■ **Your assignment**
Please return every line of the records below that contains the word "true".

--- Input data ---

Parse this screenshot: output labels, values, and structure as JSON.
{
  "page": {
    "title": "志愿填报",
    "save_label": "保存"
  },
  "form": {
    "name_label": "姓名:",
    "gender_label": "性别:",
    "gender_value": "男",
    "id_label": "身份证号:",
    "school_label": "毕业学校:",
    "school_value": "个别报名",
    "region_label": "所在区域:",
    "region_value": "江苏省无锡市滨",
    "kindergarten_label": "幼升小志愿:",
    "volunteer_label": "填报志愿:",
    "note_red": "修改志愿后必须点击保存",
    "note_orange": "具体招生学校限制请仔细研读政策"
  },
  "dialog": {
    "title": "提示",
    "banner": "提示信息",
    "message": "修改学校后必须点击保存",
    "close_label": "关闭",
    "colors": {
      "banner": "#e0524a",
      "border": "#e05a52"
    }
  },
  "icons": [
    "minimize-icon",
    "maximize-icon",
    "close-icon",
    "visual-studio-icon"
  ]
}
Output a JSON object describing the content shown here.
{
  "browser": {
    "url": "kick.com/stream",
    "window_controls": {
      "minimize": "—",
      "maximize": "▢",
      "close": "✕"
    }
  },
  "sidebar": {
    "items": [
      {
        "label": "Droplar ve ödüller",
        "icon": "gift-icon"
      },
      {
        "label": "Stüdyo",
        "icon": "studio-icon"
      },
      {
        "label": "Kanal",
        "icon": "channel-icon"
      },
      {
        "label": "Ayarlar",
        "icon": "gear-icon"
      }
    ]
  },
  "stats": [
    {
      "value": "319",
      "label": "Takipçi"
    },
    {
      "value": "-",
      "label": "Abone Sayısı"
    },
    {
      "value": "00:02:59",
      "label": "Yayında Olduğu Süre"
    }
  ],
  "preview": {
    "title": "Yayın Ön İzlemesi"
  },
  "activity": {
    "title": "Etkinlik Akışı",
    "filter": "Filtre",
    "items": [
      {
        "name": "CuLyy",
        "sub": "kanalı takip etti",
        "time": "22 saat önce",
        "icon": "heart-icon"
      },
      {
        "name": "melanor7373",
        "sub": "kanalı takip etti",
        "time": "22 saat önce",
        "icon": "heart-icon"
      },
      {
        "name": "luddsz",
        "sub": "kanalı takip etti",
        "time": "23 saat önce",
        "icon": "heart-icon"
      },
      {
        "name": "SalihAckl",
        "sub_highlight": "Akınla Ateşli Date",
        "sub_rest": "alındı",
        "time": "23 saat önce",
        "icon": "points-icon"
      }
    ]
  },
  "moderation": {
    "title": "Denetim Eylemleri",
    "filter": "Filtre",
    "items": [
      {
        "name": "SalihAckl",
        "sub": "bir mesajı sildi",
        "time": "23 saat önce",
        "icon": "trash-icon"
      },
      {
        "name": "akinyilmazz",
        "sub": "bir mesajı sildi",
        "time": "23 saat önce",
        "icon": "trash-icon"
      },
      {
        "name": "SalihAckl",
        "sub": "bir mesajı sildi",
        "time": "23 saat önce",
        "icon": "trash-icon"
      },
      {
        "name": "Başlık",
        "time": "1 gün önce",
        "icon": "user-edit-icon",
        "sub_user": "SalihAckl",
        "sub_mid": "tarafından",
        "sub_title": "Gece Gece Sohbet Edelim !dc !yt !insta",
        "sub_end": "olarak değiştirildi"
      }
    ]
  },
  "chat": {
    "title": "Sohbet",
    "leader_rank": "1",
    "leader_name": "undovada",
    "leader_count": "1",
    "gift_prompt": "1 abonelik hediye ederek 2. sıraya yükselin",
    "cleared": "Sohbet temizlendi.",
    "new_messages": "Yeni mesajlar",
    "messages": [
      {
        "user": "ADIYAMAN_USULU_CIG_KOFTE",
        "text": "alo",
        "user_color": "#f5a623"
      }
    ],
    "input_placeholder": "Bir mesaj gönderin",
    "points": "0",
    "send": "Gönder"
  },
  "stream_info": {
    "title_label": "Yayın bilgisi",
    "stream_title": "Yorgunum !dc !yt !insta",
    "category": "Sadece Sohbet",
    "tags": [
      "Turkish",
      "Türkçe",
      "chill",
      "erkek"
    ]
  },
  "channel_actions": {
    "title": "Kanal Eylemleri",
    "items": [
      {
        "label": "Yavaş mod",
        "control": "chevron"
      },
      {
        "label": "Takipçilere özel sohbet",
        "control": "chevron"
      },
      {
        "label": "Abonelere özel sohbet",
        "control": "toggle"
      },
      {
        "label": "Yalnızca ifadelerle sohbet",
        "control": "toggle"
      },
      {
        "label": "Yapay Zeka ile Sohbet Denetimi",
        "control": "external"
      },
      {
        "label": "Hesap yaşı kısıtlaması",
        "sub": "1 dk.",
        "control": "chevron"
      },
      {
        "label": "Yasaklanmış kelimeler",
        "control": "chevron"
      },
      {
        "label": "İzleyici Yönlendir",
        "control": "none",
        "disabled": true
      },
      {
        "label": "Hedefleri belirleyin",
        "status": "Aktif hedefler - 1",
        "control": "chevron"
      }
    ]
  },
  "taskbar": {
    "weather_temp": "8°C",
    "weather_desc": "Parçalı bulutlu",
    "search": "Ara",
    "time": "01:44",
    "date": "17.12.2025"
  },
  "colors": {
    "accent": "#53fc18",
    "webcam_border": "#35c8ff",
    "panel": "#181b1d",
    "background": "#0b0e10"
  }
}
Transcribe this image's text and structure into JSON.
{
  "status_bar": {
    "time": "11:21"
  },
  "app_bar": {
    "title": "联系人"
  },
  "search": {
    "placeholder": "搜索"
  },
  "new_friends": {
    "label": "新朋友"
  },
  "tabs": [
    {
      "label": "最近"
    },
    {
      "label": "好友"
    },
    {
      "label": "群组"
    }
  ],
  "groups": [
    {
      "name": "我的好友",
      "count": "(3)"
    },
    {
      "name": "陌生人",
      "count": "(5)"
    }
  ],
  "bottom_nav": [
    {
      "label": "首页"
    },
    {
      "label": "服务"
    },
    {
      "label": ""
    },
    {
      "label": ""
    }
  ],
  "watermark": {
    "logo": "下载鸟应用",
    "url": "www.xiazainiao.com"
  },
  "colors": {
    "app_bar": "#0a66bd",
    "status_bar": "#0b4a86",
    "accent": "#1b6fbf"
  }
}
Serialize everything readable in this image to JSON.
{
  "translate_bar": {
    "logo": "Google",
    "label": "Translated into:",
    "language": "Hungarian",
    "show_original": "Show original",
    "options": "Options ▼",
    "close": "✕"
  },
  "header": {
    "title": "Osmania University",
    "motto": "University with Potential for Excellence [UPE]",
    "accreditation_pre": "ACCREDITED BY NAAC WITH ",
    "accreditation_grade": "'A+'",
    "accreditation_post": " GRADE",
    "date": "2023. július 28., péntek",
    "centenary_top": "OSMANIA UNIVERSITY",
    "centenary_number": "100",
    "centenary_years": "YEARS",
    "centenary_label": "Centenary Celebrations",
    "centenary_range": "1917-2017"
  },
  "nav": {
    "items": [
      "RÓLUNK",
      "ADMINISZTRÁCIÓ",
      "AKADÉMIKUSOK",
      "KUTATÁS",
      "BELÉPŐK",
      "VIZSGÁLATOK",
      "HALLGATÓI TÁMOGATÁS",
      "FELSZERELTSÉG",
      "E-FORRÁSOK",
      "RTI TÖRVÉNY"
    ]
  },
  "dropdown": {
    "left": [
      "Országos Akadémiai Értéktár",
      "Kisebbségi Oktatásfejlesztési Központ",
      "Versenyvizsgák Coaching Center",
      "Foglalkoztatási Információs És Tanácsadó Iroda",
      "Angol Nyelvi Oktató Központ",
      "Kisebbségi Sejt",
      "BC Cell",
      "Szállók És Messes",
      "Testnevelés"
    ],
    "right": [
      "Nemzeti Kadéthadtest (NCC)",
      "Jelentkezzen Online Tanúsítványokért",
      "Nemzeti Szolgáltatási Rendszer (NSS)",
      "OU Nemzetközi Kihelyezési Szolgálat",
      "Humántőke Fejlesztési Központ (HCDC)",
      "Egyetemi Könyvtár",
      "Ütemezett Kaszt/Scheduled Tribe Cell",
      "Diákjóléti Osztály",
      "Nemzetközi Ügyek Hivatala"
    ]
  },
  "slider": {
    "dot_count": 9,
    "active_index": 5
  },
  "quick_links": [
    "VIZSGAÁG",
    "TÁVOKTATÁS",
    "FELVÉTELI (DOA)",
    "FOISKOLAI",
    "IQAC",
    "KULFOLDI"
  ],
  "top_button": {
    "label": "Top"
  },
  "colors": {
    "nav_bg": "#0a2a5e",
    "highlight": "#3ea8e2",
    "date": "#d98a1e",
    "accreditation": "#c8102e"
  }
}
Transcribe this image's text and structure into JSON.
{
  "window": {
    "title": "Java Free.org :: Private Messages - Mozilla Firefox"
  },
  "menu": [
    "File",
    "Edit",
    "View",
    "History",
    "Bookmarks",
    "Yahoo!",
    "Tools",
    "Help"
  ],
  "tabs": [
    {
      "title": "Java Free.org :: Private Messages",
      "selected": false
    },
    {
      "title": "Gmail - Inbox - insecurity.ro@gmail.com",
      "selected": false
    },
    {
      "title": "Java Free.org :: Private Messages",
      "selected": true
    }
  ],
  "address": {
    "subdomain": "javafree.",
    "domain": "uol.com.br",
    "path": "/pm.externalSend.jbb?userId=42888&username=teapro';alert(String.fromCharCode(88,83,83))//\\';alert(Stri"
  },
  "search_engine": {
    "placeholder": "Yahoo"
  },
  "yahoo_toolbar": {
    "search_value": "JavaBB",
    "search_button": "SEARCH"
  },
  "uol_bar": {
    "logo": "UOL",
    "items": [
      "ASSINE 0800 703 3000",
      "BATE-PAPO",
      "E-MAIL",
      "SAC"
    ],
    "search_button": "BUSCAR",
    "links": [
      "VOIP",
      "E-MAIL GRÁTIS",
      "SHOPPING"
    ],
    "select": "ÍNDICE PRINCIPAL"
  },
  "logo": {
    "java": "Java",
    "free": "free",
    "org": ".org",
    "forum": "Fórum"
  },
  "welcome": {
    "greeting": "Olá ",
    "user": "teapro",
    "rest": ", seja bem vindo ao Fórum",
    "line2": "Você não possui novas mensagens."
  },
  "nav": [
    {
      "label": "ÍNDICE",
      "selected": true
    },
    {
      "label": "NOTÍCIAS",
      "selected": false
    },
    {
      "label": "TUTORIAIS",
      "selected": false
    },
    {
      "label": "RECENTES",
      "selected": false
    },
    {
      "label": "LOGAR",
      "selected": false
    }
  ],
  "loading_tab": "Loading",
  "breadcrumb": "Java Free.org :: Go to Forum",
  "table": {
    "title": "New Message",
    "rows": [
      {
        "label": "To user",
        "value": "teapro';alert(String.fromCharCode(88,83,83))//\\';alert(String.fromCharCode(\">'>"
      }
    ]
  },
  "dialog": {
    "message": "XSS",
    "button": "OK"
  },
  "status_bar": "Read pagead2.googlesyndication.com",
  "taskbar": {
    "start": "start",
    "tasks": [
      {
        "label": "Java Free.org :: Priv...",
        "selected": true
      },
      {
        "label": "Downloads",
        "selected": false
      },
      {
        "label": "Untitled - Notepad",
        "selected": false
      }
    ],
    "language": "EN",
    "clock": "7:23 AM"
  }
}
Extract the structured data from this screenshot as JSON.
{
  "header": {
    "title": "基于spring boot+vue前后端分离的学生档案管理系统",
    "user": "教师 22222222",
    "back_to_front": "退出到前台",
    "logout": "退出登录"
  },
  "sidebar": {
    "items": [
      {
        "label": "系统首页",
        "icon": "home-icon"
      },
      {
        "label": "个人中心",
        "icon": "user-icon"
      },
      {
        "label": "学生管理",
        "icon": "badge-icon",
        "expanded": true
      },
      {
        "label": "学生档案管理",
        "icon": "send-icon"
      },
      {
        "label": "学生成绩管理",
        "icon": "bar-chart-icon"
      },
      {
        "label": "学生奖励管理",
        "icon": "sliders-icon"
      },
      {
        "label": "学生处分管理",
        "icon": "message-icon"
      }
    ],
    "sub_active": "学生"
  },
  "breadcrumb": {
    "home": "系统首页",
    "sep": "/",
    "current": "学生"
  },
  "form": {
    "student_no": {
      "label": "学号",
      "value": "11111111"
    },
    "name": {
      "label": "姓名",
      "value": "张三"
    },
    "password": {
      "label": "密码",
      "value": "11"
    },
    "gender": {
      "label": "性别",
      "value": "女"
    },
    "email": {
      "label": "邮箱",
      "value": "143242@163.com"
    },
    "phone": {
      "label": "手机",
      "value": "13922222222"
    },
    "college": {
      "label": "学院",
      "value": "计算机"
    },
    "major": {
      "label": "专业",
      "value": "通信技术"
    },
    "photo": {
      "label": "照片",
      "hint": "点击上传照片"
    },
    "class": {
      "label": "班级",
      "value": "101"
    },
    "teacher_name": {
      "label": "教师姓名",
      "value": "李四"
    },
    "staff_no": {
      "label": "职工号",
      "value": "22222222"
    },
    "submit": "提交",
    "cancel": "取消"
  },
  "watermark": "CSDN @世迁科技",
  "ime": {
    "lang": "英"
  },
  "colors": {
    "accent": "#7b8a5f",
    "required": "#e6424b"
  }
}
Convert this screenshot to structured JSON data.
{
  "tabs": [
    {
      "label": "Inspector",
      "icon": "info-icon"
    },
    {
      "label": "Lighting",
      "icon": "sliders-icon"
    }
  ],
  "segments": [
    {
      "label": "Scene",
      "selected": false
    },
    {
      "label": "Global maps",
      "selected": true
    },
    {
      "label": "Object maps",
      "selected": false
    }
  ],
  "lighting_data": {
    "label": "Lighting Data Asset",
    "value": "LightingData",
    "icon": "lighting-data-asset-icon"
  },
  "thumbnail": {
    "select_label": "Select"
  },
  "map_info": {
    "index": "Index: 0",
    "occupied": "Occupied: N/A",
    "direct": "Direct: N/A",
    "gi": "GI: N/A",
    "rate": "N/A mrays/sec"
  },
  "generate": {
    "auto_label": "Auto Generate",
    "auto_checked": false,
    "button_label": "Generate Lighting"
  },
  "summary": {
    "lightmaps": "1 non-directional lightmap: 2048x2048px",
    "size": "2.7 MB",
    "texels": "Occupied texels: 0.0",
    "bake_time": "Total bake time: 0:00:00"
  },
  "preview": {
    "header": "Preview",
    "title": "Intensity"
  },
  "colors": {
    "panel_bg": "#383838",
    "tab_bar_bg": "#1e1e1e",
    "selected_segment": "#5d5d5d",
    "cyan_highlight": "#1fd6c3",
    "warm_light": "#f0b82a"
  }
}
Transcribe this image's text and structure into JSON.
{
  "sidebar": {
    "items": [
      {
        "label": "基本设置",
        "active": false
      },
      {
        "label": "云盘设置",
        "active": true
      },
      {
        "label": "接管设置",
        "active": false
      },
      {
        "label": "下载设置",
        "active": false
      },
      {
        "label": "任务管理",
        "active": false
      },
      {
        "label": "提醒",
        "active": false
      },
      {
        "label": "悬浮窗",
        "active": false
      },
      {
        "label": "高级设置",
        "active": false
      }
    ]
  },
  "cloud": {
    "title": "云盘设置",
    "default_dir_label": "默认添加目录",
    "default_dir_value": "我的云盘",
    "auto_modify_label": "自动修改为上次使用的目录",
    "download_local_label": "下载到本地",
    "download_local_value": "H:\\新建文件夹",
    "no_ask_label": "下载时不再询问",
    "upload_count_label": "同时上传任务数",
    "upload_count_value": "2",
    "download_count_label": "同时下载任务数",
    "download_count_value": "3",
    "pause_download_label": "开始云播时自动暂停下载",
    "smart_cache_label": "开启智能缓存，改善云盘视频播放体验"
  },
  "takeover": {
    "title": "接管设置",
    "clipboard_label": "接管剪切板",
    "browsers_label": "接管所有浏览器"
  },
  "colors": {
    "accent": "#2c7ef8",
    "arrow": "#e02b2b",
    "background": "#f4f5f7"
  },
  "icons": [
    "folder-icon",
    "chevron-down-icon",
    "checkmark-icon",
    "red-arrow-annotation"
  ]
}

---

■ **Written response**
        "disabled": true
      "selected": true
      "selected": true
        "selected": true
        "expanded": true
      "selected": true
        "active": true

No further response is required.